Our Work: The Wren School, Reading
Wednesday, 11 November 2015
You have to exercise a little imagination when you visit The Wren School on the Bath Road in Reading.Right now it's a few temporary structures surrounded by a vast building site. The brand new Reading secondary school opened its doors in September for the very first day and so far it only accommodates Year 7 students (age 12), but those youngsters will form the foundation of a very ambitious new institution built to service the needs of the growing West Reading community.
Next year they'll have Year 7 and 8. And in 2017 they'll have Years 7, 8 and 9. And those lucky young people will be moving into a brand new, purpose-built school with state-of-the-art facilities. By the time they reach Sixth Form age, there will be more than 1,200 students at The Wren School.
inframes.com was commissioned to build a new website for The Wren School to take over from the interim site that serviced their needs before they opened their doors. We were given the go-ahead at the start of term and the site went live today, November 11th.

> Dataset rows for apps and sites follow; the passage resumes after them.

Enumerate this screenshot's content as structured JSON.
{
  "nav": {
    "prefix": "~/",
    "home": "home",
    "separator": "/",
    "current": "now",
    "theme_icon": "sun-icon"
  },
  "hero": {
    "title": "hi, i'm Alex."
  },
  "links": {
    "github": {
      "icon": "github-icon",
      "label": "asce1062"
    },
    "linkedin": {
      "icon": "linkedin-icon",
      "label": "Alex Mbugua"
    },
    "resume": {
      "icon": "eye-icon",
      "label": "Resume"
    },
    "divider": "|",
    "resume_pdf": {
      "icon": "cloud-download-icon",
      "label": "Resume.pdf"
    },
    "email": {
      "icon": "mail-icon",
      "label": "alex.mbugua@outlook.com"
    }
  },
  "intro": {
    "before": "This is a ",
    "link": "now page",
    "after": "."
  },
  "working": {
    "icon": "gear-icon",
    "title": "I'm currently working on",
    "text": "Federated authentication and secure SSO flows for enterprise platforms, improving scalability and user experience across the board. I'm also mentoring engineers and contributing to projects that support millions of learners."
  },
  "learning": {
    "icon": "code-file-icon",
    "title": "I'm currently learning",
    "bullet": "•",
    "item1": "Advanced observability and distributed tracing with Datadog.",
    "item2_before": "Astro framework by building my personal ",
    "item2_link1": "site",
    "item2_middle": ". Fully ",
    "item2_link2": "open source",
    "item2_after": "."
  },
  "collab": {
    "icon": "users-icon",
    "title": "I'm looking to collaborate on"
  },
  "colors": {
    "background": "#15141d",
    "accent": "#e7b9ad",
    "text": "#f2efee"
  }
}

The design imperatives were simplicity and accessibility, with high-contrast colouring and clear navigation, for desktop, tablet and mobile devices. And we've made the best use of the bright colours from the school logo and the photos taken by teachers in class to make the site lively and youthful but seriously professional. We built the site using Wordpress, at the school's request, and we used Bootstrap as the framework under the hood.
Schools don't have inexhaustible budgets, so another imperative for The Wren School was that their website should be simple to update, allowing them to take over immediately, even by staff with minimal experience of Wordpress. But of course we're always here to help if we're needed, because we never hand over a website without the offer of free, no-strings help and advice.
We're very honoured to be selected for such a prestigious project, especially as The Wren School is less than a mile from the inframes office, making both institutions very much a part of the same proud and thriving community.
Work in Progress
We often start the design process by building "wire frames" that allow us to agree the specifics of the website structure with the client before we move on to the fun stuff like colours, fonts and photography. The wire frames are used to make vital decisions about layout, dimensions and navigation so that the graphic designer doesn't waste time at the next stage.
We currently use Balsamiq to make our wire frames. Here's what they look like:
You might notice blue, dashed arrows overlaying some of these drawings. These are used for annotations around the layout. The wire frame is a good stage of the process not just to show what we're going to do but to explain to the client why we think it's the wisest way to do whatever we're doing.
Jon Ewing, Designer & Developer
Edward Couldwell, Graphic Design
Thanks to Graphic Burger for the PSD action used to create the mock-ups at the top of the page.